Never seen so many rays of sun or cobblestone the open jars of barnes and nobles and cascius clay has gone away but he’ll be back without his daughters lollipops and maple drops carmel sticks to mountaintops while carrie-anne’s inebriated by austin power’s gilded cages never seen so many happy hands the captains stands for norwegians without their lawyers waiting for the third world war with all their hard hats and chemistry sets carrying an orange lighter carpo-tunnel syndrome cider can you see my hidden virtues underneath my hippo’s portrait / changing into lanes the princess starts the games russian rollercoaster relay is all she has to say / never seen so many shoobeedoos with eyes like you I never thought I’d see you through this a calendar of porno stars without their mustache security bars cabin essence can oasis keep up with the changing paces kerouac brought marijuana opened up your premadonna / giving into change the colonel pulls up the reigns no one ever the replay but someone said it wasn’t the same / kaspar hauser oh kaspar hauser kaspar hauser / look into your eyes i see your empty eyes inside mine cinematic skies / my garrett dutton disguise / when i was an athesist i followed round the physicists i think it was an alchemist who stuck his fist inside my wrist and / look into my eyes i see your empty eyes inside mine cinematic skies my g-love disguise
LD: Can you talk about the song?
CS: It’s sort of a wide open anthem. The Kaspar Hauser character, historic figure, more of a character from the Herzog film was the inspiration. Discovering the world for the first time maybe. I think was some sort of joke, like an Oasis song. Maybe a joke for Gabe. He likes to sing in an Oasis accent sometimes. We make each other laugh. I always like playing that one a lot. You like that one?
LD: Oh yeah that one’s awesome. Let’s listen to “I Am A Bullet.” This would be on Folkaltone if it was re-released right?

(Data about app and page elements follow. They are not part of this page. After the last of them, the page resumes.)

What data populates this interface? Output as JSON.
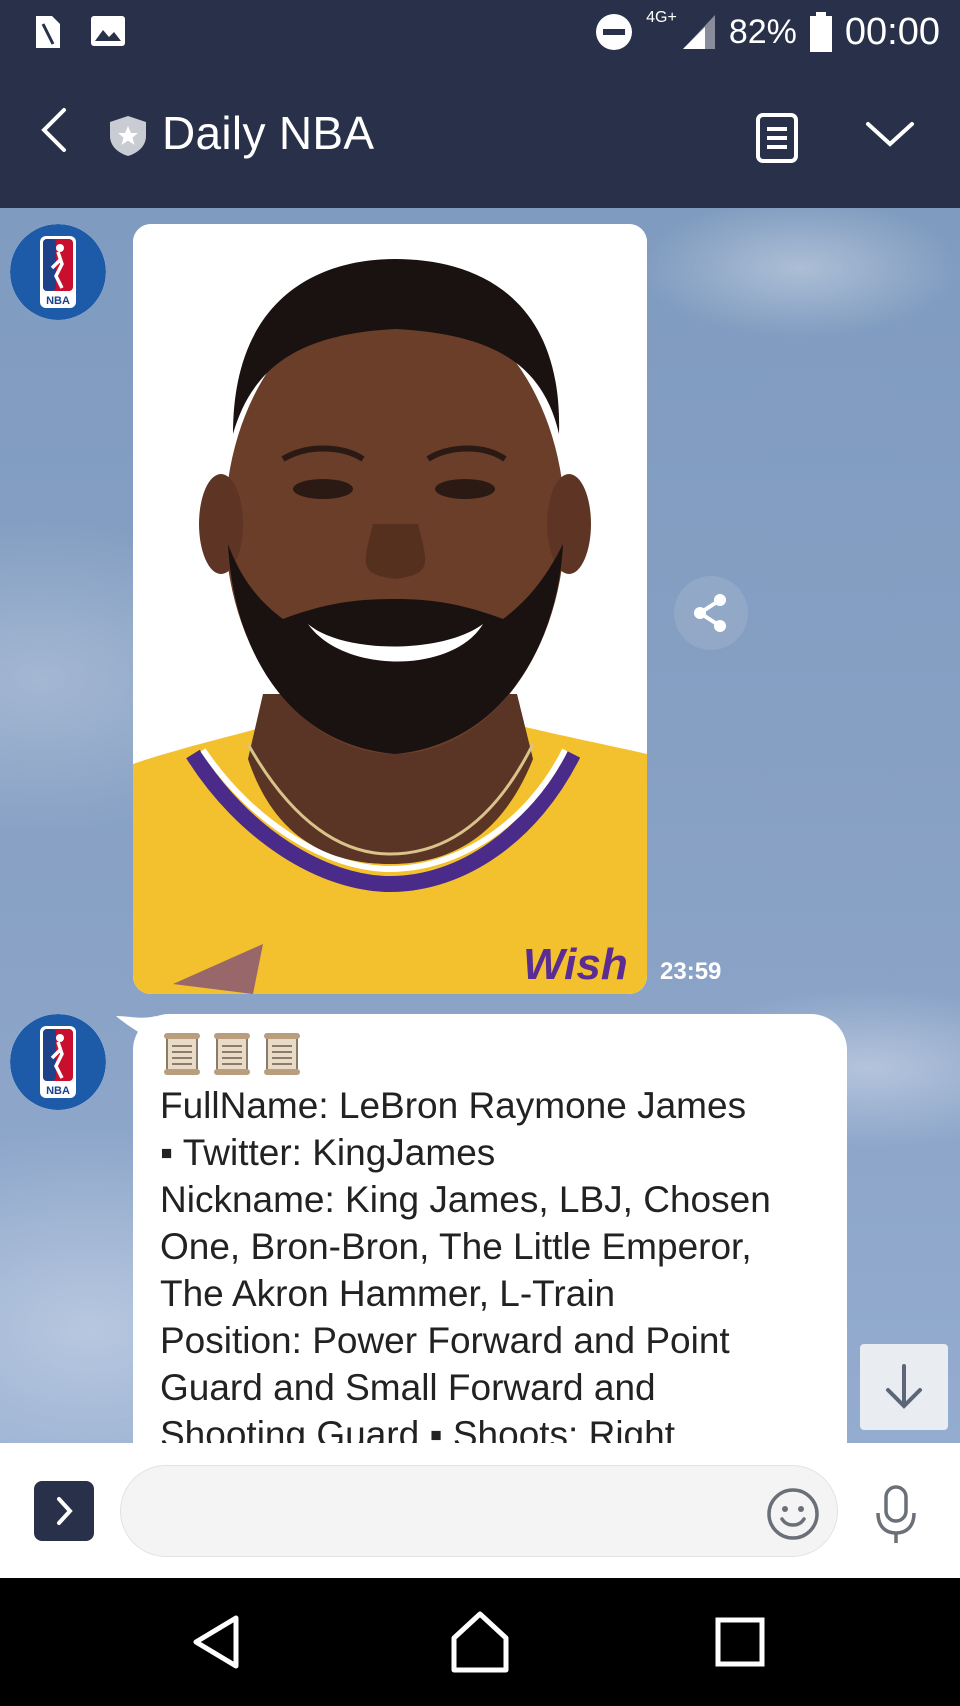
{
  "status_bar": {
    "network": "4G+",
    "battery": "82%",
    "time": "00:00"
  },
  "header": {
    "title": "Daily NBA"
  },
  "messages": [
    {
      "type": "image",
      "alt": "LeBron James portrait in yellow Lakers jersey",
      "jersey_text": "Wish",
      "time": "23:59"
    },
    {
      "type": "text",
      "icons": [
        "scroll-icon",
        "scroll-icon",
        "scroll-icon"
      ],
      "lines": [
        "FullName: LeBron Raymone James",
        " ▪ Twitter: KingJames",
        "Nickname: King James, LBJ, Chosen",
        "One, Bron-Bron, The Little Emperor,",
        "The Akron Hammer, L-Train",
        "Position: Power Forward and Point",
        "Guard and Small Forward and",
        "Shooting Guard  ▪  Shoots: Right"
      ]
    }
  ],
  "input": {
    "placeholder": ""
  },
  "avatar": {
    "logo_text": "NBA"
  },
  "colors": {
    "header_bg": "#283149",
    "chat_bg": "#8aa3c6"
  }
}
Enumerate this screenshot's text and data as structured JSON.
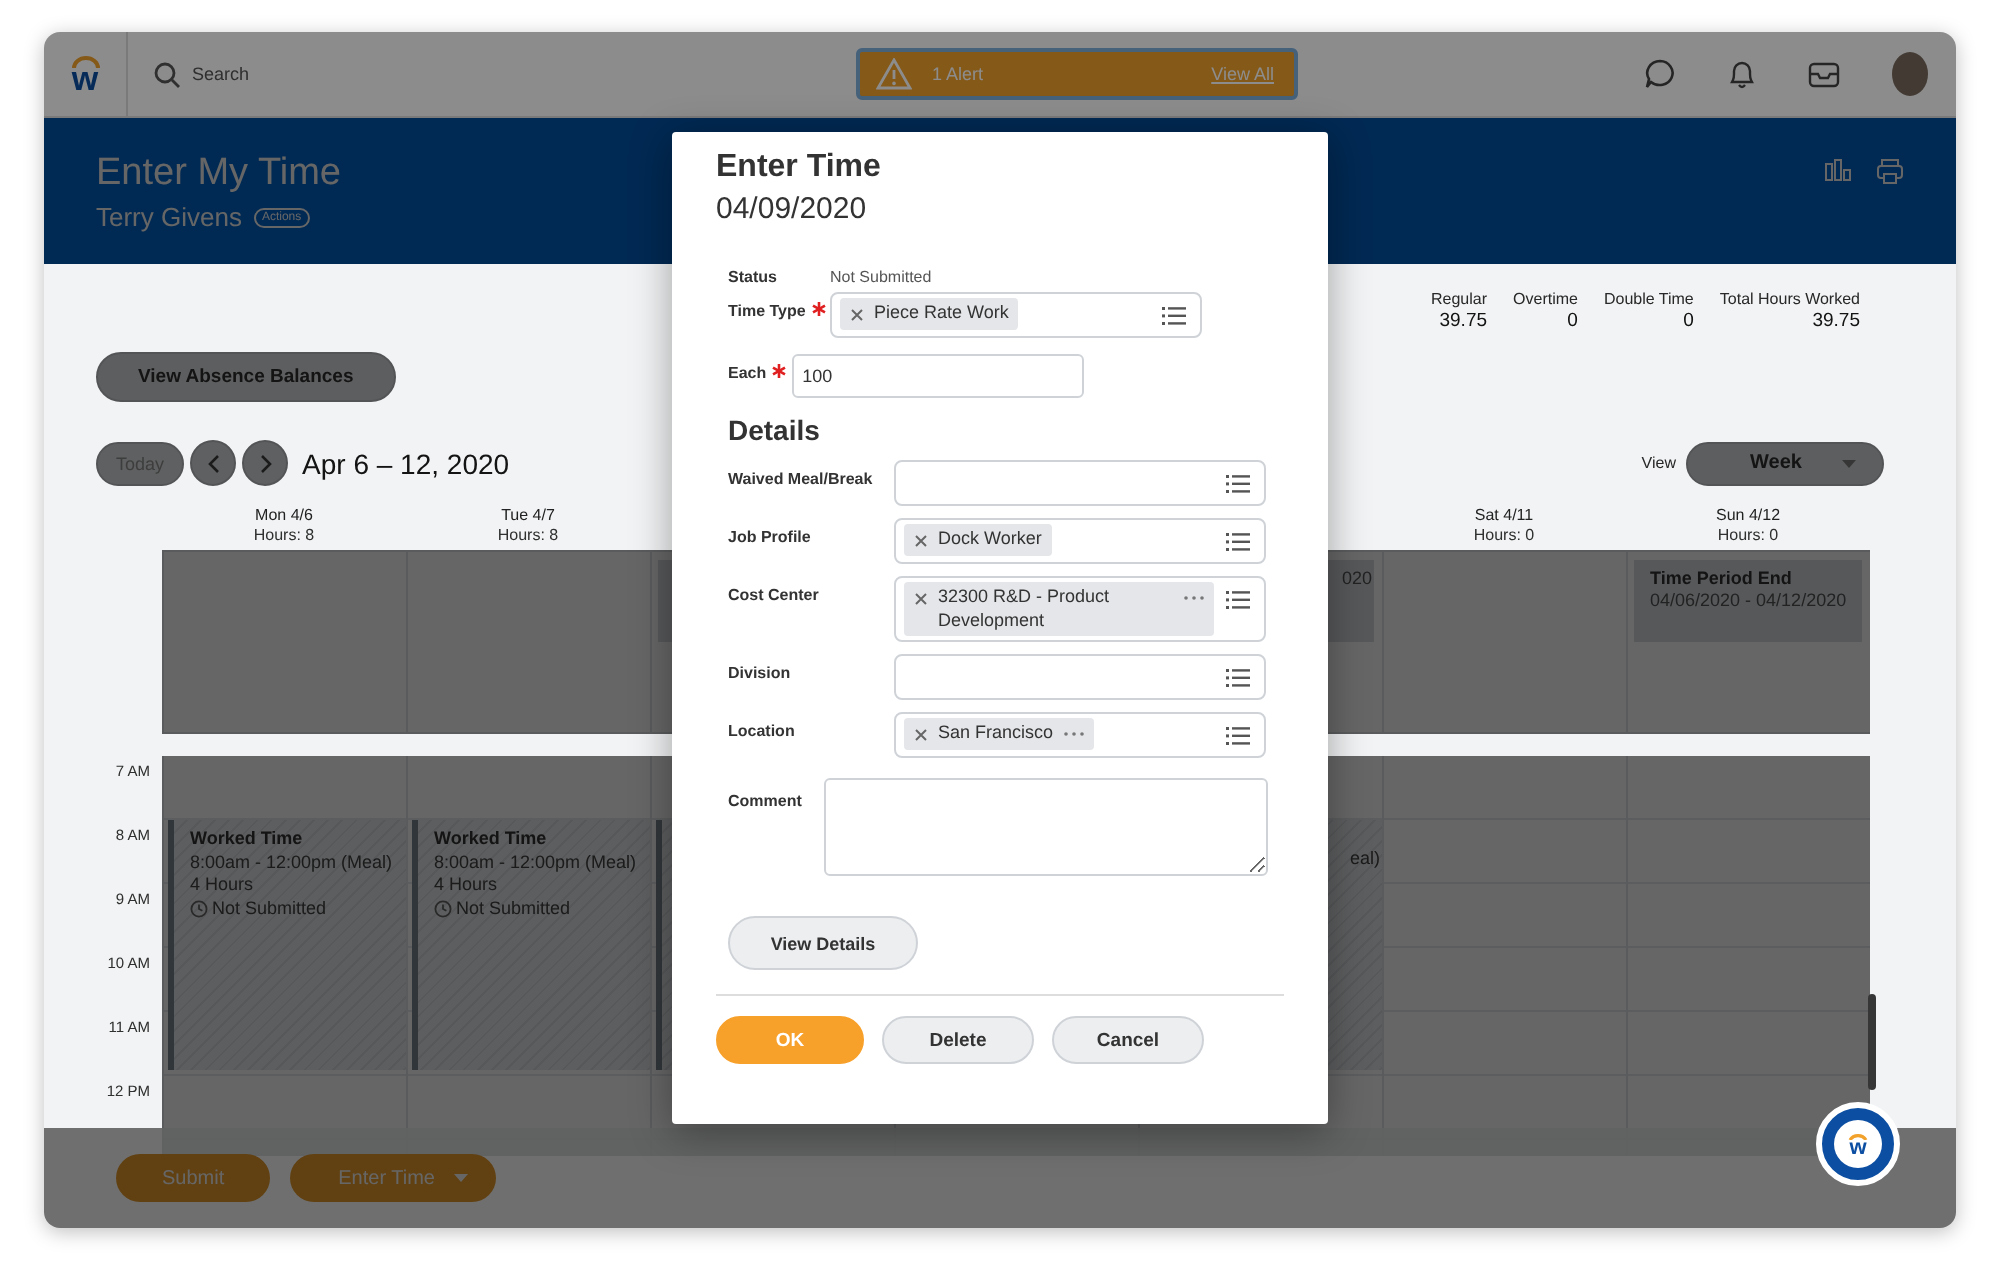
{
  "topbar": {
    "logo": "w",
    "search": {
      "placeholder": "Search"
    },
    "alert": {
      "text": "1 Alert",
      "link": "View All"
    }
  },
  "header": {
    "title": "Enter My Time",
    "subtitle": "Terry Givens",
    "actions": "Actions"
  },
  "summary": [
    {
      "label": "Regular",
      "value": "39.75"
    },
    {
      "label": "Overtime",
      "value": "0"
    },
    {
      "label": "Double Time",
      "value": "0"
    },
    {
      "label": "Total Hours Worked",
      "value": "39.75"
    }
  ],
  "absence_button": "View Absence Balances",
  "nav": {
    "today": "Today",
    "range": "Apr 6 – 12, 2020",
    "view_label": "View",
    "view_value": "Week"
  },
  "time_labels": [
    "7 AM",
    "8 AM",
    "9 AM",
    "10 AM",
    "11 AM",
    "12 PM"
  ],
  "days": [
    {
      "kind": "shown",
      "label": "Mon 4/6",
      "hours": "Hours: 8",
      "events": [
        {
          "kind": "worked",
          "title": "Worked Time",
          "time": "8:00am - 12:00pm (Meal)",
          "duration": "4 Hours",
          "status": "Not Submitted"
        }
      ]
    },
    {
      "kind": "shown",
      "label": "Tue 4/7",
      "hours": "Hours: 8",
      "events": [
        {
          "kind": "worked",
          "title": "Worked Time",
          "time": "8:00am - 12:00pm (Meal)",
          "duration": "4 Hours",
          "status": "Not Submitted"
        }
      ]
    },
    {
      "kind": "covered",
      "events": [
        {
          "kind": "all_day"
        },
        {
          "kind": "worked"
        }
      ]
    },
    {
      "kind": "covered"
    },
    {
      "kind": "covered",
      "events": [
        {
          "kind": "all_day",
          "fragment": "020"
        },
        {
          "kind": "worked",
          "fragment": "eal)"
        }
      ]
    },
    {
      "kind": "shown",
      "label": "Sat 4/11",
      "hours": "Hours: 0"
    },
    {
      "kind": "shown",
      "label": "Sun 4/12",
      "hours": "Hours: 0",
      "events": [
        {
          "kind": "all_day",
          "title": "Time Period End",
          "time": "04/06/2020 - 04/12/2020"
        }
      ]
    }
  ],
  "footer": {
    "buttons": [
      {
        "label": "Submit",
        "kind": "plain"
      },
      {
        "label": "Enter Time",
        "kind": "dropdown"
      }
    ]
  },
  "chat_button": {
    "logo": "w"
  },
  "modal": {
    "title": "Enter Time",
    "date": "04/09/2020",
    "fields": [
      {
        "kind": "status",
        "label": "Status",
        "value": "Not Submitted",
        "required": false
      },
      {
        "kind": "select",
        "label": "Time Type",
        "required": true,
        "chips": [
          {
            "text": "Piece Rate Work",
            "more": false
          }
        ]
      },
      {
        "kind": "text",
        "label": "Each",
        "required": true,
        "value": "100"
      }
    ],
    "details_heading": "Details",
    "details": [
      {
        "kind": "select",
        "label": "Waived Meal/Break",
        "required": false
      },
      {
        "kind": "select",
        "label": "Job Profile",
        "required": false,
        "chips": [
          {
            "text": "Dock Worker",
            "more": false
          }
        ]
      },
      {
        "kind": "select",
        "label": "Cost Center",
        "required": false,
        "chips": [
          {
            "text": "32300 R&D - Product Development",
            "more": true
          }
        ]
      },
      {
        "kind": "select",
        "label": "Division",
        "required": false
      },
      {
        "kind": "select",
        "label": "Location",
        "required": false,
        "chips": [
          {
            "text": "San Francisco",
            "more": true
          }
        ]
      },
      {
        "kind": "textarea",
        "label": "Comment",
        "required": false
      }
    ],
    "view_details": "View Details",
    "buttons": [
      {
        "label": "OK",
        "kind": "primary"
      },
      {
        "label": "Delete",
        "kind": "secondary"
      },
      {
        "label": "Cancel",
        "kind": "secondary"
      }
    ]
  }
}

I AM A BULLET trade my ties for clothes when my best friend my neighbor stops by to say hello he don’t know trade while we’re talking this all my neighbor watch never notices nothing never notices what he don’t want hollowey eyes in the hollowey eyes in the hollowey eyes we all know / when my sister was married spent her honeymoon eating minces and quinces with a rumcible spoon light of the moon seven years older she serves a table of five tater soup getting colder hope the crop there is high please don’t die hollowey eyes in the hollowey eyes in the hollowey eyes we all know / when I get feeling restless build a ship to sail call myself Preston Sturges call my captain Will of Piedmont Hill sail through the mountains where the peacock he grows swim around the urchins where Elijah goes I will go hollowey eyes in the hollowey eyes in the hollowey eyes we all know / before I enter the fortress turn back for one last look calico cat walking by a babbling brook carrying books I wave up my lantern this for the kitty to see when in the strangest transition I’m in the Gulfport stream kitty and me hollowey eyes in the hollowey eyes in the hollowey eyes we all know
LD: “I Am A Bullet” was probably the first song that I heard from you that I was blown away by. It’s one of my favorite songs of yours. It really captures the high weirdness and silliness with this deep melancholy. Those things run throughout all of your music. It’s a weird combination.

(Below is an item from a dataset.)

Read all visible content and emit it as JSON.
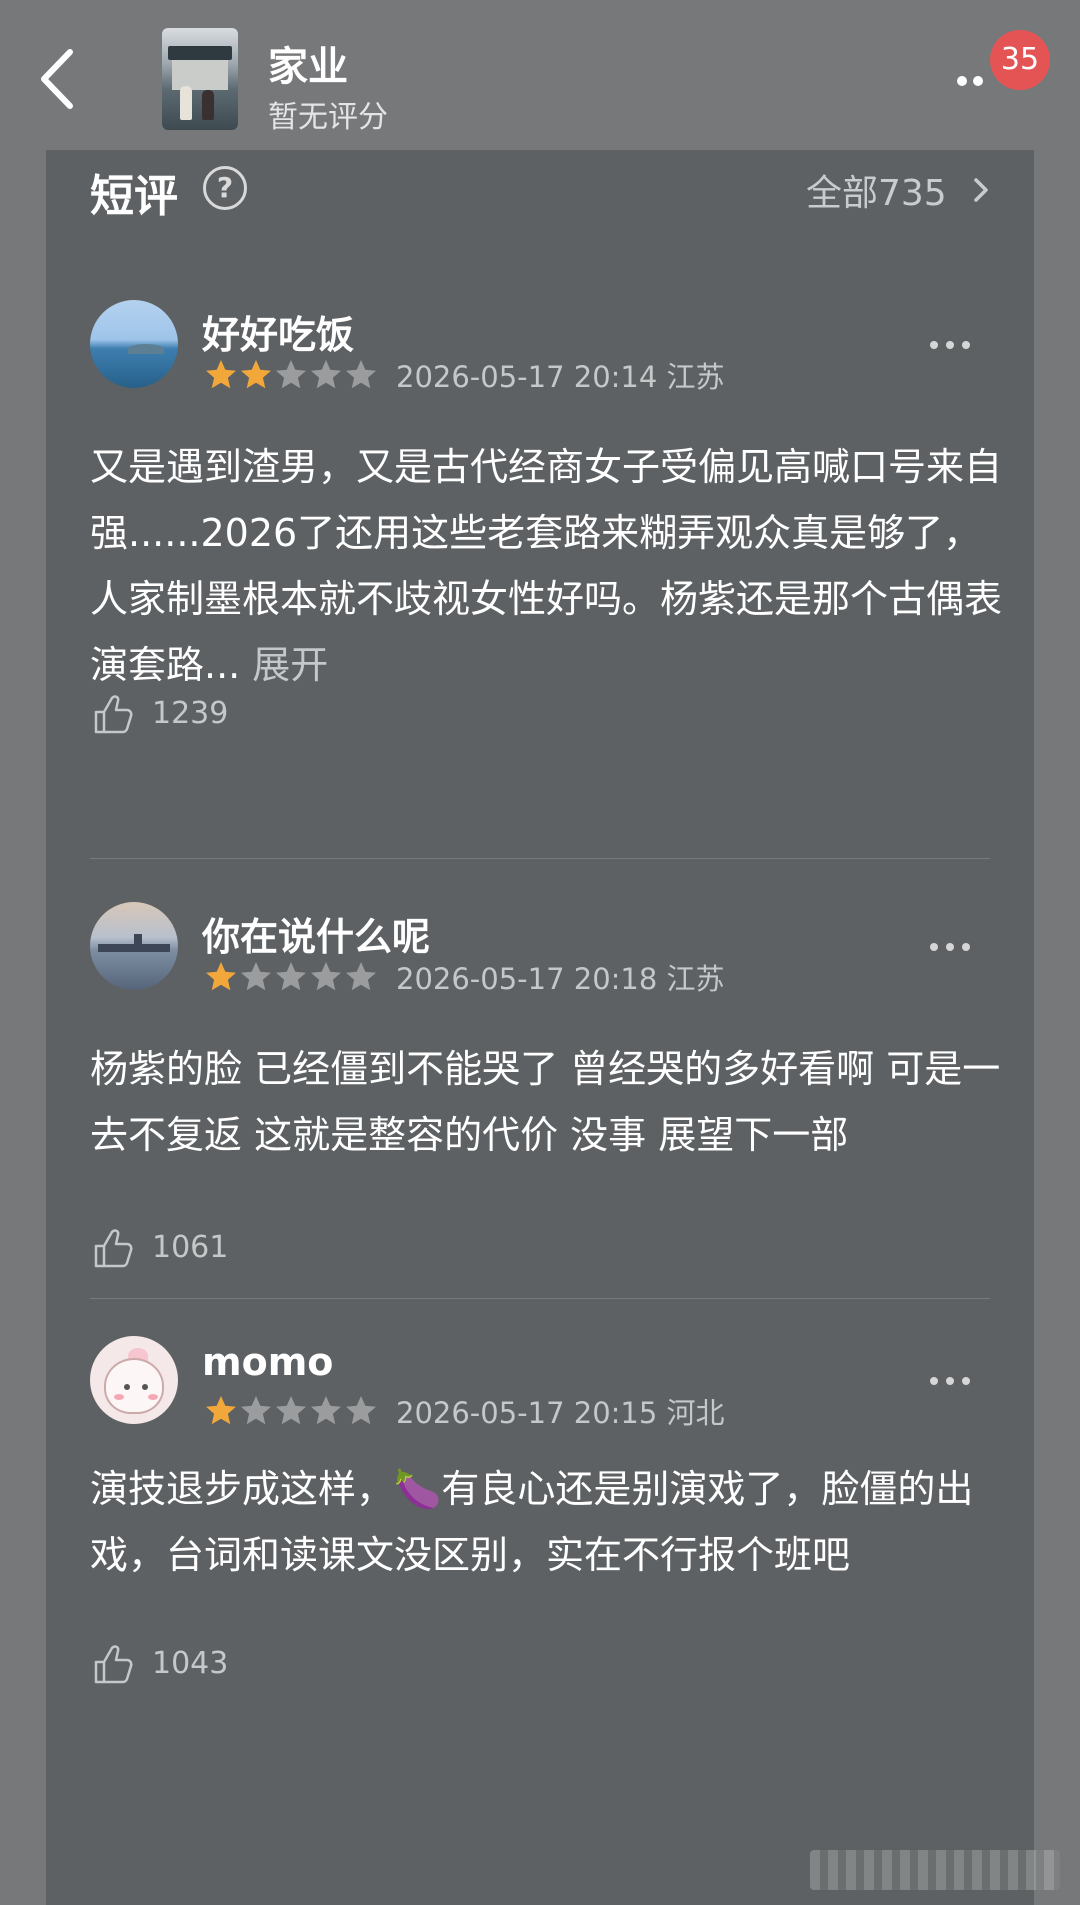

CS: It surprises me to hear the melancholy part, but I think it’s true. Listening to the song reminds me how much it’s about the film, The Grapes of Wrath, which inspired it. The scene when he goes back to the farm and everybody’s gone and that character actor, I can’t remember his name, lurking in the shadows, it’s a tremendously sad moment. I had heard the Anthology of American Folk Music, and that was the biggest influence on this album, but it’s also kind of the Hollywood version of the Great Depression. Sullivan’s Travels comes to mind too, the Preston Sturges version.
LD: I had a cassette tape which had one of the songs on your Myspace page. It was Rock Paper Child. That was on the tape. I remember driving around Western Massachusetts in the fall with that tape in my car, driving around endlessly without anywhere to go, just listening to that tape.
CS: That’s a great place to just drive around and listen to music.
Visit Carl Simmons’s Myspace page at www.myspace.com/thehumanorchids